Wagner James Au chronicled the major debate about the role of expression and speech in the virtual world that came to a head in Second Life's Jessie region. It was here that users squared off with virtual weapons and constructed a massive wall that came to symbolize the tension of the early grid. Now the majority of the region is gone, and virtual historians are left with little to work with.

Initiatives like the Project to Preserve Virtual Worlds from the University of Illinois hope to find novel means of storing important artifacts related to community and technological development in virtual worlds, but solid efforts are sadly few and far between. The University of Illinois project understands that preservation of digital assets will require a new paradigm in historical conservation. Their take:

  • Development of beginning framework for characterizing game and interactive fiction by preservation problem
  • Surveys of existing taxonomies for documenting game behavior and interactive fiction behaviour
  • New schema to capture technical metadata and other representation information for the data formats included in our case studies

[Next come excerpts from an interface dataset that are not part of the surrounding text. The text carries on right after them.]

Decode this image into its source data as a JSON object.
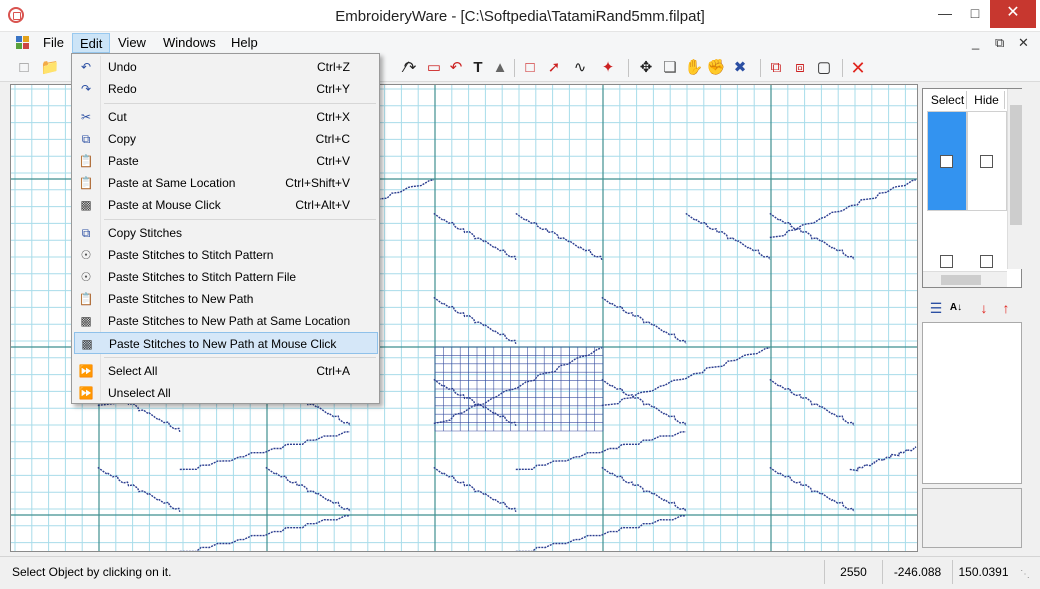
{
  "window": {
    "title": "EmbroideryWare - [C:\\Softpedia\\TatamiRand5mm.filpat]",
    "close_color": "#c7372f"
  },
  "menubar": {
    "items": [
      "File",
      "Edit",
      "View",
      "Windows",
      "Help"
    ],
    "active": "Edit"
  },
  "toolbar": {
    "icons": [
      "new-file-icon",
      "open-folder-icon",
      "save-icon",
      "line-tool-icon",
      "curve-tool-icon",
      "rectangle-tool-icon",
      "arc-tool-icon",
      "text-tool-icon",
      "fill-tool-icon",
      "select-box-icon",
      "bezier-tool-icon",
      "path-tool-icon",
      "stitch-tool-icon",
      "move-icon",
      "pan-hand-icon",
      "grab-icon",
      "edit-node-icon",
      "duplicate-icon",
      "combine-icon",
      "frame-icon",
      "delete-icon"
    ]
  },
  "edit_menu": {
    "items": [
      {
        "label": "Undo",
        "shortcut": "Ctrl+Z",
        "icon": "undo-icon"
      },
      {
        "label": "Redo",
        "shortcut": "Ctrl+Y",
        "icon": "redo-icon"
      },
      {
        "label": "Cut",
        "shortcut": "Ctrl+X",
        "icon": "cut-icon"
      },
      {
        "label": "Copy",
        "shortcut": "Ctrl+C",
        "icon": "copy-icon"
      },
      {
        "label": "Paste",
        "shortcut": "Ctrl+V",
        "icon": "paste-icon"
      },
      {
        "label": "Paste at Same Location",
        "shortcut": "Ctrl+Shift+V",
        "icon": "paste-same-location-icon"
      },
      {
        "label": "Paste at Mouse Click",
        "shortcut": "Ctrl+Alt+V",
        "icon": "paste-mouse-click-icon"
      },
      {
        "label": "Copy Stitches",
        "shortcut": "",
        "icon": "copy-stitches-icon"
      },
      {
        "label": "Paste Stitches to Stitch Pattern",
        "shortcut": "",
        "icon": "stitch-pattern-icon"
      },
      {
        "label": "Paste Stitches to Stitch Pattern File",
        "shortcut": "",
        "icon": "stitch-pattern-file-icon"
      },
      {
        "label": "Paste Stitches to New Path",
        "shortcut": "",
        "icon": "new-path-icon"
      },
      {
        "label": "Paste Stitches to New Path at Same Location",
        "shortcut": "",
        "icon": "new-path-same-location-icon"
      },
      {
        "label": "Paste Stitches to New Path at Mouse Click",
        "shortcut": "",
        "icon": "new-path-mouse-click-icon"
      },
      {
        "label": "Select All",
        "shortcut": "Ctrl+A",
        "icon": "select-all-icon"
      },
      {
        "label": "Unselect All",
        "shortcut": "",
        "icon": "unselect-all-icon"
      }
    ],
    "highlighted": "Paste Stitches to New Path at Mouse Click"
  },
  "object_panel": {
    "select_header": "Select",
    "hide_header": "Hide",
    "selected_row_color": "#3393f0"
  },
  "canvas": {
    "grid_color": "#a8dcea",
    "major_line_color": "#3f8f8f",
    "stitch_color": "#2c3e90"
  },
  "status": {
    "message": "Select Object by clicking on it.",
    "count": "2550",
    "x": "-246.088",
    "y": "150.0391"
  }
}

Major advances in digital communication – think Metanomics or the first mixed-media Second Life web shows – deserve to be remembered as legitimate steps forward in the development of communication in the Internet Age. Unfortunately, there is no concerted effort to preserve these importance pieces of community.

The Difficulty of Defining "Important" Virtual Structures

The University of Illinois partnered with the Library of Congress for organizational and funding support in its preservation endeavor, and it's certainly going to need it. Virtual structures are by nature artificial – there's nothing physical to preserve. Certainly no one expects Second Life to dedicate a quarter of its server space to preserving historically significant art installations or virtual film studios, but what is the "right" amount of space to devote to preservation?

Much of the load problems could be solved by creating dedicated "museums" managed by academic organizations like the University of Illinois. A recent article in Hypergrid Business suggests archiving significant creations on an on-demand server, but the idea raises unanswered questions about what will be deemed significant for preservation if such a program launched. Would areas important to one world's history be preserved, or only creations that bridge a real-virtual gap?

What are your thoughts? Should important art pieces or cross-medium facilities be preserved for future research and appreciation? Do virtual worlds owe it to late arrivals to make sure the lore and history of the virtual world is preserved?